Tuesday, 20 May 2014

Knitting from the Metropolitan Museum of Art

The Metropolitan Museum of Art in New York has just released 400,000 images into the public domain so I have done what any knitter would do - gone to look at the knitting images, below are a few of my favourite finds.

Shepherdess Knitting by Jean-François Millet (1862) - similar to the pictures of Shetland women knitting while going about their work.

German knitted rug (1751) - according to Richard Rutt's History of Handknitting these were sometimes made as 'masterpieces' as part of qualifying for craft guilds and sometimes for customers.  I cannot imagine knitting anything so intricate!

Sampler, German (nineteenth century) There are more here, incredibly beautiful items.  The V&A in London has a good collection of them too

Sweater, American (1895) I could see something like this working today, a very dramatic silhouette

There is vastly more to look through, so much detail of the history of knitting

Sunday, 18 May 2014

Actual Knitting Content

Now we have not had much actual knitting content in a while have we?  Most neglectful on what was originally supposed to be a knitting blog.  So, on the needles, Dad's jumper very much on the back-burner, more to the forefront is a cute 1950s cardigan from a pattern I bought in a charity shop.  I am extremely pleased with this purchase, not least because it contains the pattern for the matinee jacket with hearts and embroidery featured on last year's BBC 4 programme Fabric of Britain.


The cardigan I am making is called Rogue in Raglan, a name I suspect inspired by the wonderful expression on the little model's face in the photograph.  My alteration to this neat little textured cardigan has been to lengthen the cardigan by a good few inches to make it a full length cardigan, although as it is it would make a lovely cardigan to go over a girls' empire line dress.  The pattern is fun to knit, now I have got the hang of how it works, creating a very stretchy variation on rib; it would work well on socks, something I may have to consider in the future.  I am using the delightfully soft Patons Fairytale Dreamtime 4ply, in a discontinued colour I got for £1 a ball at Black Sheep Wools ages ago, I do love a good bargain.  For authenticity and practise in making up I am making it in pieces, even though a raglan cardigan is so easy to do top down.  May Elizabeth Zimmermann forgive me!


As the summer is upon us I have resurrected the double v cardigan I put away last year after it went wrong one too many times at a point in the year when I was never going to have it ready for that summer.  Mercifully I managed to sort out the problems I was having, despite initial confusion over whether the piece on the needles was a front or a sleeve and I am powering on nicely with it.  Part of a front and one sleeve left to go, then making up and hopefully I will have a new summer cardigan.  The yarn is Nikkim by Vinni's Colours from South Africa, bought at Purlescence, the colours are gorgeous, although it is hard on the hands being 100% cotton.


If I get my act together and sew on some buttons there may soon be a Baby Surprise Jacket and attendant bonnet and bootees to show off soon.

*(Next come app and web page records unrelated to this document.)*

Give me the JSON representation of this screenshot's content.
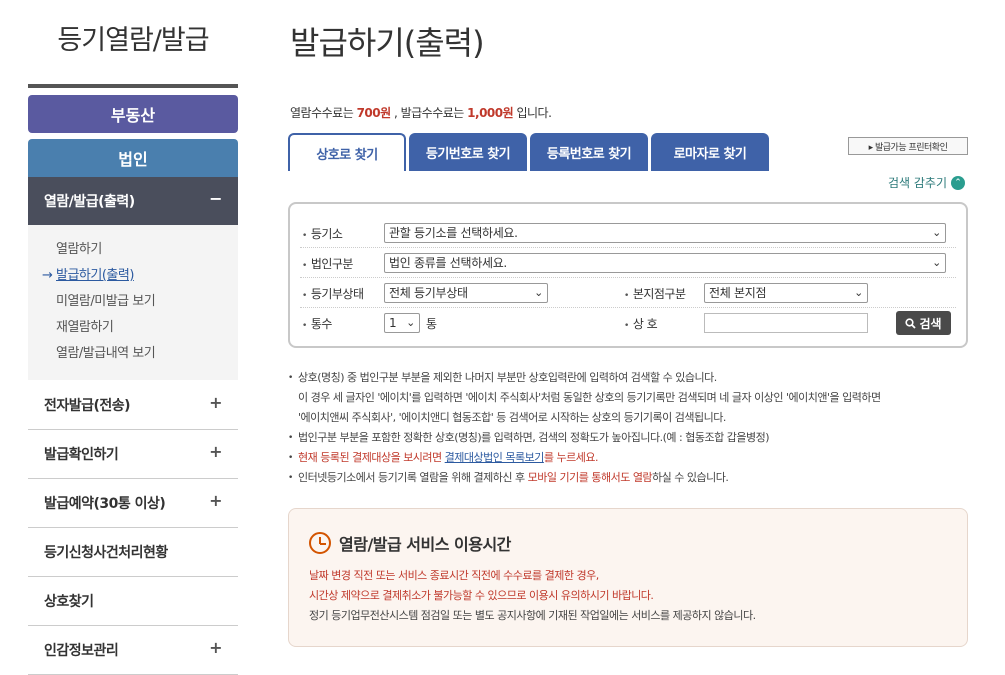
{
  "sidebar": {
    "title": "등기열람/발급",
    "realty_button": "부동산",
    "corp_button": "법인",
    "active_menu": {
      "label": "열람/발급(출력)",
      "toggle": "−"
    },
    "submenu": [
      {
        "label": "열람하기"
      },
      {
        "label": "발급하기(출력)",
        "arrow": "→"
      },
      {
        "label": "미열람/미발급 보기"
      },
      {
        "label": "재열람하기"
      },
      {
        "label": "열람/발급내역 보기"
      }
    ],
    "menu_items": [
      {
        "label": "전자발급(전송)",
        "toggle": "+"
      },
      {
        "label": "발급확인하기",
        "toggle": "+"
      },
      {
        "label": "발급예약(30통 이상)",
        "toggle": "+"
      },
      {
        "label": "등기신청사건처리현황",
        "toggle": ""
      },
      {
        "label": "상호찾기",
        "toggle": ""
      },
      {
        "label": "인감정보관리",
        "toggle": "+"
      }
    ]
  },
  "main": {
    "page_title": "발급하기(출력)",
    "fee": {
      "prefix": "열람수수료는 ",
      "view_fee": "700원",
      "middle": " , 발급수수료는 ",
      "issue_fee": "1,000원",
      "suffix": " 입니다."
    },
    "tabs": [
      "상호로 찾기",
      "등기번호로 찾기",
      "등록번호로 찾기",
      "로마자로 찾기"
    ],
    "printer_button": "▸ 발급가능 프린터확인",
    "fold_link": "검색 감추기",
    "fold_icon": "⌃",
    "form": {
      "registry_label": "등기소",
      "registry_value": "관할 등기소를 선택하세요.",
      "corp_type_label": "법인구분",
      "corp_type_value": "법인 종류를 선택하세요.",
      "status_label": "등기부상태",
      "status_value": "전체 등기부상태",
      "branch_label": "본지점구분",
      "branch_value": "전체 본지점",
      "copies_label": "통수",
      "copies_value": "1",
      "copies_unit": "통",
      "name_label": "상 호",
      "name_value": "",
      "search_button": "검색",
      "caret": "⌄"
    },
    "notes": {
      "n1": "상호(명칭) 중 법인구분 부분을 제외한 나머지 부분만 상호입력란에 입력하여 검색할 수 있습니다.",
      "n1b": "이 경우 세 글자인 '에이치'를 입력하면 '에이치 주식회사'처럼 동일한 상호의 등기기록만 검색되며 네 글자 이상인 '에이치앤'을 입력하면",
      "n1c": "'에이치앤씨 주식회사', '에이치앤디 협동조합' 등 검색어로 시작하는 상호의 등기기록이 검색됩니다.",
      "n2": "법인구분 부분을 포함한 정확한 상호(명칭)를 입력하면, 검색의 정확도가 높아집니다.(예 : 협동조합 갑을병정)",
      "n3_red1": "현재 등록된 결제대상을 보시려면 ",
      "n3_link": "결제대상법인 목록보기",
      "n3_red2": "를 누르세요.",
      "n4_a": "인터넷등기소에서 등기기록 열람을 위해 결제하신 후 ",
      "n4_red": "모바일 기기를 통해서도 열람",
      "n4_b": "하실 수 있습니다."
    },
    "service": {
      "title": "열람/발급 서비스 이용시간",
      "line1": "날짜 변경 직전 또는 서비스 종료시간 직전에 수수료를 결제한 경우,",
      "line2": "시간상 제약으로 결제취소가 불가능할 수 있으므로 이용시 유의하시기 바랍니다.",
      "line3": "정기 등기업무전산시스템 점검일 또는 별도 공지사항에 기재된 작업일에는 서비스를 제공하지 않습니다."
    }
  }
}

Thursday, 15 May 2014

On the difficulties of photographing bees

The ceanothus in our garden is in full bloom and the bees are in paradise, you can hear them buzzing as they nimbly work from flower to flower.  Looking closer you can see that their pollen baskets are bright yellow and full, so full sometimes that I wonder how they can still fly.  But while the bees are great fun to watch, they are most difficult to photograph, being small and fast moving.  My camera is good, but not state of the art, so it struggles to focus fast enough and accurately enough.

Despite being a failure at its main aim, I rather like this photograph as it shows the problem, the bee appears as a sunlit blur in the centre of the picture, while the camera has focussed on the flowers.


These are probably my best pictures of the lot.  I think I shall have to send my sister out there with her big camera while I read up in the manual of my camera to see if there is anything I can change in the settings to make photographing these amazing creatures easier.


Then my next challenge will be learning to identify the different varieties, I find that a real struggle.